'Contra' has a long legacy of classic arcade and home console releases, but 'Contra: Rogue Corps' never once lives up to it.

Aside from feeling like a hangover from the ‘90s, and looking like what ‘00s film and TV depicted videogames as; the gameplay is simply not enjoyable. Numerous times on the playthrough, you find yourself idly playing with barely any difficulty or effort involved. One could fall asleep playing 'Contra: Rogue Corps' and still finish it to completion.

Amongst the myriad of problems with this game, at its most basic level, even the control scheme feels odd and unintuitive. Rather than being a twin-stick shooter á la 'Dead Ops Arcade' from 'Call of Duty: Black Ops', 'Contra: Rogue Corps' instead requires you to fire your weapon with R2. With top-down and isometric camera views where you already use both sticks in a similar fashion to a twin-stick, it doesn’t make sense not to fire with the right joystick along with aiming.

Even in the seldom 3rd person perspective parts of the game, or the “shooting gallery” mode, there’s something odd about how your avatar moves and aims. This distracts from becoming immersed in the world, which probably isn’t a bad thing given how dreary that world is.

Of course, not everything about the game is inherently terrible. While the graphics aren’t the sharpest, the art style is appealing, and having a dead body randomly flash on-screen during large skirmishes satisfies the blood-lust of many an internal teenager. Animated comic-book style cinematics introduces the characters, and break up the action post mission to offer some great moments that share visual similarities to 'Deadpool' and other mature comics.

While there are four different characters to play as, each with their own upgradable weapons, abilities, and character designs, there are similarities that make them all feel like almost the same. There was never a time that one particular character’s skill stood out as being original or changed in any meaningful way.

Furthermore, the lack of multiple animations for special action moves gets old soon, and the player will find themselves waiting for the extended non-playable scene they’ve watched over and over to finish.

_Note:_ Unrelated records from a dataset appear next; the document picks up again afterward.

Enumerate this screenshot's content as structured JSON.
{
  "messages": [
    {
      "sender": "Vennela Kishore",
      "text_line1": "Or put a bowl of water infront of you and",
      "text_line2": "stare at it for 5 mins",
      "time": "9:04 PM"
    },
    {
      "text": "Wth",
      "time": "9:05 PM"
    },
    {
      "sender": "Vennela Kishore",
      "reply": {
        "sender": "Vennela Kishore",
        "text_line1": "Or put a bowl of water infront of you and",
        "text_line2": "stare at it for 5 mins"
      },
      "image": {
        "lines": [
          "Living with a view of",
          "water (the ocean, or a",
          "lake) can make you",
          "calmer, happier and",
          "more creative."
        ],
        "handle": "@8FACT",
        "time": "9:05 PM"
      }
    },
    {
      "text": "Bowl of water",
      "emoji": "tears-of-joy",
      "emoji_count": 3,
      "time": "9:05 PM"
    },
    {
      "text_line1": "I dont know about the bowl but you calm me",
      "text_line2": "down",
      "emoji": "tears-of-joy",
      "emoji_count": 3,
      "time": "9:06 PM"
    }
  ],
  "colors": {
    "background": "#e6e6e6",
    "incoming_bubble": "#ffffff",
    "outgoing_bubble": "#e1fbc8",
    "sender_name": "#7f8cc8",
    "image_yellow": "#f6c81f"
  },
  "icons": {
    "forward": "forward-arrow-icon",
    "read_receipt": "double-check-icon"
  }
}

The AI is woeful, and the seldom times you do die will either be due to being stuck in a horde of enemies with a quickly overheated weapon, or random spawns of NPCs during mission ending boss battles. Another point of contention around the AI is how the NPCs spawn, not from a door or a window, a crack in the wall, or any reasonably fathomable entry point, instead your foes appear from thin air. Perhaps if this game were a PS1 title, that would be acceptable.

However, for a current-generation title, on a system as powerful as the PS4, it seems plain lazy. Worse again are the long stretches of area you must walk (slowly, so … slowly) through without an enemy in sight at all.

One saving grace for the game is the inclusion of couch co-op play, a beloved feature of many gamers without an internet connection. It's a feature every game should have but gets ignored time and time again by developers. The pity here is that the game isn’t fun enough to entice a friend to play with you, and the only enjoyment you’d both get would derive from cracking jokes at its awfulness.

It’s so annoying when a franchise that has brought so much enjoyment to players for decades messes up this abysmally. There is a solid piece of groundwork for a quick and snappy mobile game here. Although for the €50 price tag on PS4, 'Contra: Rogue Corps' - which took me no longer than 15 soul-sucking hours to complete – is not worth your hard-earned cash.

With any luck, the franchise hasn’t been wholly murdered by this entry, and Konami can pull back to reformulate a better sequel more deserving of the name.


Words: Ciarán Busby